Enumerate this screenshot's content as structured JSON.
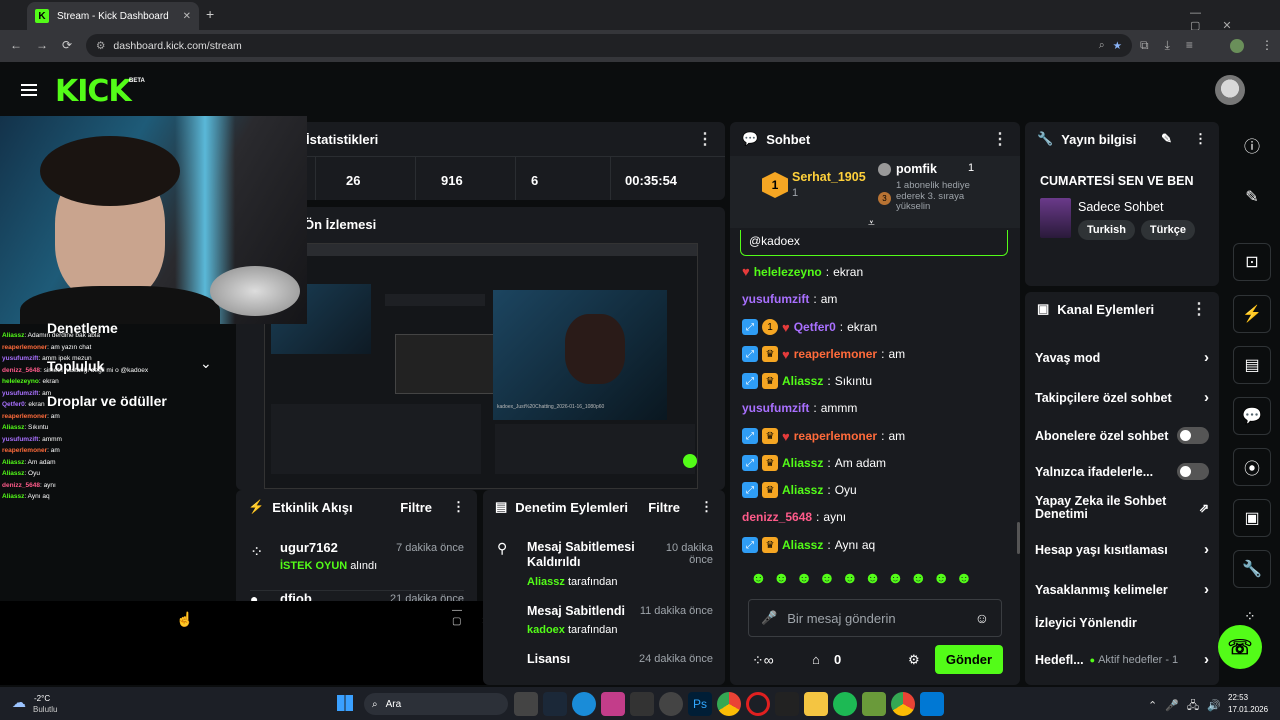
{
  "browser": {
    "tab_title": "Stream - Kick Dashboard",
    "url": "dashboard.kick.com/stream"
  },
  "header": {
    "logo": "KICK",
    "beta": "BETA"
  },
  "stats": {
    "title": "İstatistikleri",
    "values": [
      "26",
      "916",
      "6",
      "00:35:54"
    ]
  },
  "preview": {
    "title": "Ön İzlemesi",
    "filename": "kadoex_Just%20Chatting_2026-01-16_1080p60"
  },
  "left_menu": {
    "items": [
      "Denetleme",
      "Topluluk",
      "Droplar ve ödüller"
    ]
  },
  "overlay_chat": [
    {
      "user": "Aliassz",
      "text": "Adamın derdine bak abla"
    },
    {
      "user": "reaperlemoner",
      "text": "am yazın chat"
    },
    {
      "user": "yusufumzift",
      "text": "amm ipek mezun"
    },
    {
      "user": "denizz_5648",
      "text": "simetri hastalığı değil mi o @kadoex"
    },
    {
      "user": "helelezeyno",
      "text": "ekran"
    },
    {
      "user": "yusufumzift",
      "text": "am"
    },
    {
      "user": "Qetfer0",
      "text": "ekran"
    },
    {
      "user": "reaperlemoner",
      "text": "am"
    },
    {
      "user": "Aliassz",
      "text": "Sıkıntu"
    },
    {
      "user": "yusufumzift",
      "text": "ammm"
    },
    {
      "user": "reaperlemoner",
      "text": "am"
    },
    {
      "user": "Aliassz",
      "text": "Am adam"
    },
    {
      "user": "Aliassz",
      "text": "Oyu"
    },
    {
      "user": "denizz_5648",
      "text": "aynı"
    },
    {
      "user": "Aliassz",
      "text": "Aynı aq"
    }
  ],
  "activity": {
    "title": "Etkinlik Akışı",
    "filter": "Filtre",
    "items": [
      {
        "user": "ugur7162",
        "time": "7 dakika önce",
        "action": "İSTEK OYUN",
        "suffix": "alındı"
      },
      {
        "user": "dfiob",
        "time": "21 dakika önce"
      }
    ]
  },
  "moderation": {
    "title": "Denetim Eylemleri",
    "filter": "Filtre",
    "items": [
      {
        "title": "Mesaj Sabitlemesi Kaldırıldı",
        "time": "10 dakika önce",
        "by": "Aliassz",
        "by_suffix": "tarafından"
      },
      {
        "title": "Mesaj Sabitlendi",
        "time": "11 dakika önce",
        "by": "kadoex",
        "by_suffix": "tarafından"
      },
      {
        "title": "Lisansı",
        "time": "24 dakika önce"
      }
    ]
  },
  "chat": {
    "title": "Sohbet",
    "top1": {
      "rank": "1",
      "user": "Serhat_1905",
      "count": "1"
    },
    "top2": {
      "user": "pomfik",
      "count": "1",
      "desc": "1 abonelik hediye ederek 3. sıraya yükselin",
      "rank3": "3"
    },
    "mention": "@kadoex",
    "messages": [
      {
        "user": "helelezeyno",
        "text": "ekran",
        "color": "u-green"
      },
      {
        "user": "yusufumzift",
        "text": "am",
        "color": "u-purple"
      },
      {
        "user": "Qetfer0",
        "text": "ekran",
        "color": "u-purple"
      },
      {
        "user": "reaperlemoner",
        "text": "am",
        "color": "u-orange"
      },
      {
        "user": "Aliassz",
        "text": "Sıkıntu",
        "color": "u-green"
      },
      {
        "user": "yusufumzift",
        "text": "ammm",
        "color": "u-purple"
      },
      {
        "user": "reaperlemoner",
        "text": "am",
        "color": "u-orange"
      },
      {
        "user": "Aliassz",
        "text": "Am adam",
        "color": "u-green"
      },
      {
        "user": "Aliassz",
        "text": "Oyu",
        "color": "u-green"
      },
      {
        "user": "denizz_5648",
        "text": "aynı",
        "color": "u-pink"
      },
      {
        "user": "Aliassz",
        "text": "Aynı aq",
        "color": "u-green"
      }
    ],
    "placeholder": "Bir mesaj gönderin",
    "count": "0",
    "send": "Gönder"
  },
  "stream_info": {
    "title": "Yayın bilgisi",
    "stream_title": "CUMARTESİ SEN VE BEN",
    "category": "Sadece Sohbet",
    "tags": [
      "Turkish",
      "Türkçe"
    ]
  },
  "channel_actions": {
    "title": "Kanal Eylemleri",
    "items": [
      "Yavaş mod",
      "Takipçilere özel sohbet",
      "Abonelere özel sohbet",
      "Yalnızca ifadelerle...",
      "Yapay Zeka ile Sohbet Denetimi",
      "Hesap yaşı kısıtlaması",
      "Yasaklanmış kelimeler",
      "İzleyici Yönlendir",
      "Hedefl..."
    ],
    "goal_status": "Aktif hedefler - 1"
  },
  "taskbar": {
    "weather_temp": "-2°C",
    "weather_desc": "Bulutlu",
    "search": "Ara",
    "time": "22:53",
    "date": "17.01.2026"
  },
  "colors": {
    "accent": "#53fc18",
    "panel": "#191b1f",
    "bg": "#0b0d0e"
  }
}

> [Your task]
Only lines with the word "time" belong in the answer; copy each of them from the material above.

> [Exercise response]
        "time": "7 dakika önce",
        "time": "21 dakika önce"
        "time": "10 dakika önce",
        "time": "11 dakika önce",
        "time": "24 dakika önce"
    "time": "22:53",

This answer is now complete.